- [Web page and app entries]

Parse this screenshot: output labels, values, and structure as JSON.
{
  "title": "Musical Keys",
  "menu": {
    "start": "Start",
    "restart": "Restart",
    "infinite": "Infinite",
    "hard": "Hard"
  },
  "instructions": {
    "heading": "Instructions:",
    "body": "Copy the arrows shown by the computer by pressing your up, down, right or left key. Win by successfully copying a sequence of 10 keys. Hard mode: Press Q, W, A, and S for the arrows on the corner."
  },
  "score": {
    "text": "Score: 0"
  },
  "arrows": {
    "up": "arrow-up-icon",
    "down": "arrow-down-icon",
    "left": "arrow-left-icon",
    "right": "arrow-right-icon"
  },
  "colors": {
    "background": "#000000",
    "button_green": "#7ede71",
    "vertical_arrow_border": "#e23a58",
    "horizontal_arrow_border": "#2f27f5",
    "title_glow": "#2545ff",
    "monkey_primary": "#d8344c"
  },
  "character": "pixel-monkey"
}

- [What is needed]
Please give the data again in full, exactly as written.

- [Answer]
Parse this screenshot: output labels, values, and structure as JSON.
{
  "title": "Musical Keys",
  "menu": {
    "start": "Start",
    "restart": "Restart",
    "infinite": "Infinite",
    "hard": "Hard"
  },
  "instructions": {
    "heading": "Instructions:",
    "body": "Copy the arrows shown by the computer by pressing your up, down, right or left key. Win by successfully copying a sequence of 10 keys. Hard mode: Press Q, W, A, and S for the arrows on the corner."
  },
  "score": {
    "text": "Score: 0"
  },
  "arrows": {
    "up": "arrow-up-icon",
    "down": "arrow-down-icon",
    "left": "arrow-left-icon",
    "right": "arrow-right-icon"
  },
  "colors": {
    "background": "#000000",
    "button_green": "#7ede71",
    "vertical_arrow_border": "#e23a58",
    "horizontal_arrow_border": "#2f27f5",
    "title_glow": "#2545ff",
    "monkey_primary": "#d8344c"
  },
  "character": "pixel-monkey"
}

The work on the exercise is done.